If he will assess the merits of an alternative north-south cross-London rail route to the proposed Thameslink route through London Bridge station.
Alternative north-south cross-London rail routes have been considered at the Thameslink project public inquiry, which opened on
The Secretary of State may know that I and many other local people gave evidence against the scheme at the inquiry. When the report reaches him, will he try to ensure that we get a north-south rail scheme across London that is not out of date, as the current one will be by the time it is completed, and that does not run out of capacity, as the current one will by the time it opens? An alternative scheme could be realised due to the change of plans for Waterloo, given that the cross-channel rail link will go elsewhere. Will he look at a scheme that either goes by Elephant and Castle and Herne Hill, or tunnels under the river, to provide the capacity that the whole rail network needs?

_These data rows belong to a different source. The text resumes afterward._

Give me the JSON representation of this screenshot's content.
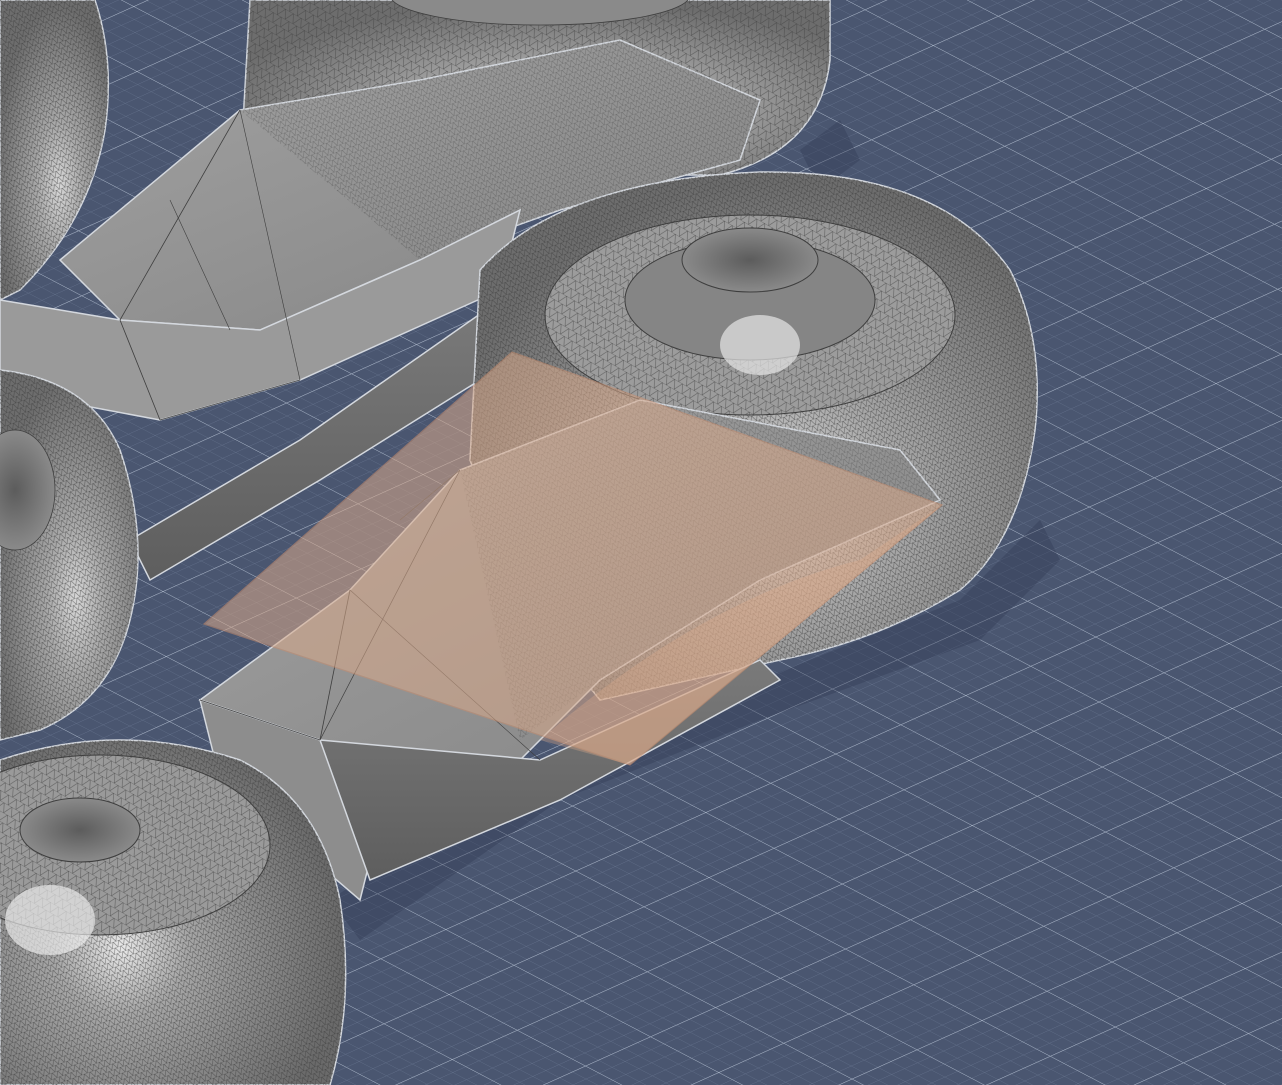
{
  "viewport": {
    "background": "#4a5670",
    "grid_minor_color": "#6a7892",
    "grid_major_color": "#c9d1de"
  },
  "model": {
    "body_color": "#8f8f8f",
    "body_light": "#b4b4b4",
    "body_dark": "#6f6f6f",
    "mesh_line_color": "#3e3e3e",
    "outline_color": "#d4d8de",
    "highlight_color": "#ffffff"
  },
  "section_plane": {
    "color": "#d9a98a",
    "opacity": 0.55,
    "border_color": "#c98e6e"
  }
}
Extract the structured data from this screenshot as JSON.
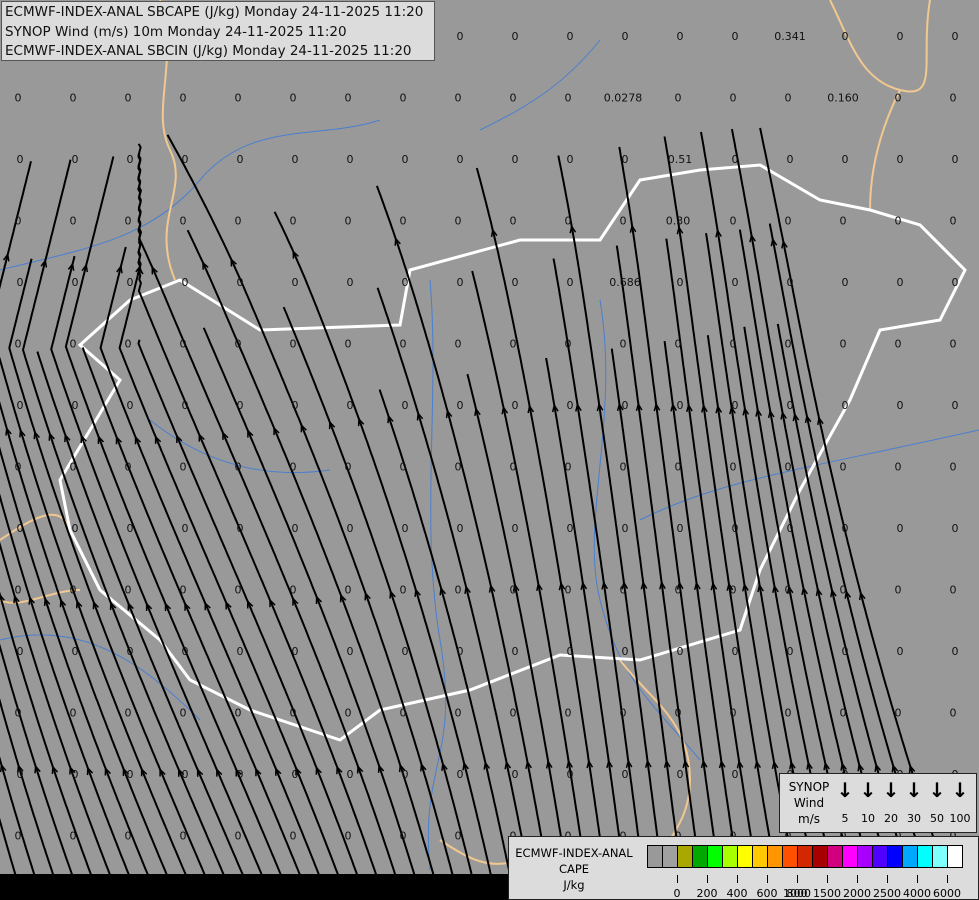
{
  "title_box": {
    "lines": [
      "ECMWF-INDEX-ANAL SBCAPE (J/kg) Monday 24-11-2025 11:20",
      "SYNOP Wind (m/s) 10m Monday 24-11-2025 11:20",
      "ECMWF-INDEX-ANAL SBCIN (J/kg) Monday 24-11-2025 11:20"
    ]
  },
  "map": {
    "background_color": "#999999",
    "country_border_color": "#ffffff",
    "neighbour_border_color": "#f0c890",
    "river_color": "#4a7fd0",
    "streamline_color": "#000000",
    "sbcin_default_value": "0",
    "sbcin_nonzero_values": [
      "0.341",
      "0.160",
      "0.0278",
      "0.51",
      "0.30",
      "0.686"
    ]
  },
  "wind_legend": {
    "title": [
      "SYNOP",
      "Wind",
      "m/s"
    ],
    "icon": "arrow-down-icon",
    "speeds": [
      "5",
      "10",
      "20",
      "30",
      "50",
      "100"
    ]
  },
  "cape_legend": {
    "title": [
      "ECMWF-INDEX-ANAL",
      "CAPE",
      "J/kg"
    ],
    "colors": [
      "#999999",
      "#a0a0a0",
      "#a8a800",
      "#00a800",
      "#00ff00",
      "#a8ff00",
      "#ffff00",
      "#ffc800",
      "#ff9600",
      "#ff5000",
      "#d22800",
      "#a80000",
      "#d2007e",
      "#ff00ff",
      "#a800ff",
      "#5000ff",
      "#0000ff",
      "#00a8ff",
      "#00ffff",
      "#80ffff",
      "#ffffff"
    ],
    "ticks": [
      "0",
      "200",
      "400",
      "600",
      "800",
      "1000",
      "1500",
      "2000",
      "2500",
      "4000",
      "6000"
    ]
  }
}
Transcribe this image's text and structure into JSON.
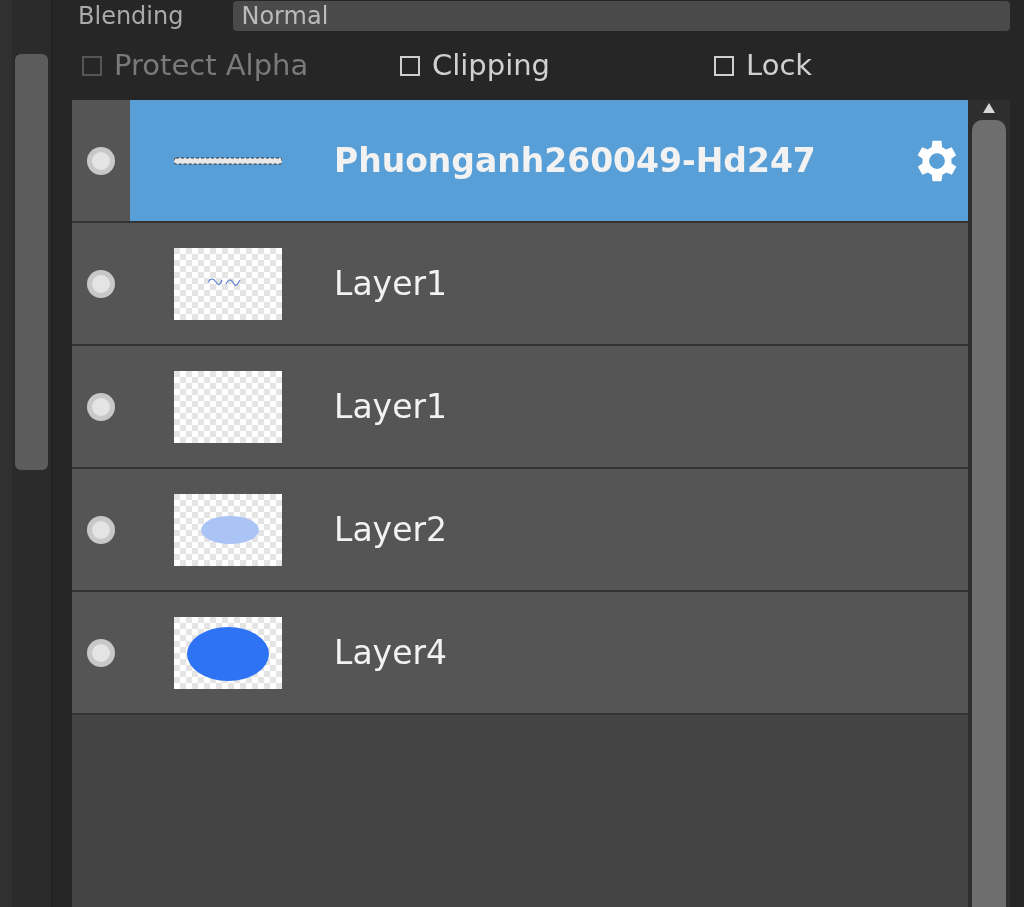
{
  "blending": {
    "label": "Blending",
    "value": "Normal"
  },
  "options": [
    {
      "label": "Protect Alpha",
      "checked": false,
      "disabled": true
    },
    {
      "label": "Clipping",
      "checked": false,
      "disabled": false
    },
    {
      "label": "Lock",
      "checked": false,
      "disabled": false
    }
  ],
  "layers": [
    {
      "name": "Phuonganh260049-Hd247",
      "selected": true,
      "kind": "line"
    },
    {
      "name": "Layer1",
      "selected": false,
      "kind": "scribble"
    },
    {
      "name": "Layer1",
      "selected": false,
      "kind": "empty"
    },
    {
      "name": "Layer2",
      "selected": false,
      "kind": "pale-blob"
    },
    {
      "name": "Layer4",
      "selected": false,
      "kind": "blob"
    }
  ]
}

I was aware that Simon Hughes had given evidence to the inquiry—he appears to be repeating it today for the benefit of us all.
Order. I will decide when a question is long. I assure Mr. Duncan that that question was not as long as a supplementary that he asked.
Perhaps I can say two things. Until we get the inspector's report, I obviously cannot pass any judgment on it. However, I say to the hon. Member for North Southwark and Bermondsey and the House that the project that is known as Thameslink 2000—we all know that the name is a bit of a joke—should have been completed five years ago. It fell at the last planning inquiry because it became so complicated that it eventually failed not on railway grounds, but due to the planning proposals on buildings that the then Railtrack submitted. Whatever the inspectorate comes up with, I hope that we will be able to do something quickly because a north-south link is badly needed by London and people who live to the north and south of London.
Will my right hon. Friend also look at a London orbital network that could join the north, south, east and west London lines and enable commuters to avoid the centre of London, unlike Thameslink?
I am always willing to look at proposals, but I would not want to raise false hopes. People know that although funding for transport has expanded over many years, it is none the less constrained. I cannot promise my hon. Friend that I can fund that specific project, but if he will let me see it, I shall, of course, look at it.
Cross-London rail travel is critical, yet the Government's record, as you know, Mr. Speaker, is appalling. Dozens of projects have been cancelled or postponed, and many commuter services into London, on the Government's own figures, are at 105 per cent. capacity during the rush hour. The Government's prevarication over Crossrail is not helpful to that cause. I wrote to the Secretary of State on
If I were the hon. Gentleman, I would hesitate before being quite so critical of our record on Crossrail because many of us who were in the House during the 1990s will recall that the then Government's attempts to build Crossrail ran into the ground, partly because their plans were not very well thought out and partly because they ran us into one of the deepest recessions of the past century, which meant that the whole economic case collapsed.
Our commitment to Crossrail is demonstrated by the fact that we persuaded the House in July to give the Crossrail Bill a Second Reading. That is pretty clear evidence of our intent to build the railway. On the timetable, as I have said on many occasions, much will depend on the progress made through the House.
I think that the usual channels on both sides of the House are currently trying to conscript hon. Members to serve on the Committee. In years to come, I am sure that they will look back at what a splendid opportunity that was to demonstrate their parliamentary skills and contribute something to Britain and London's infrastructure.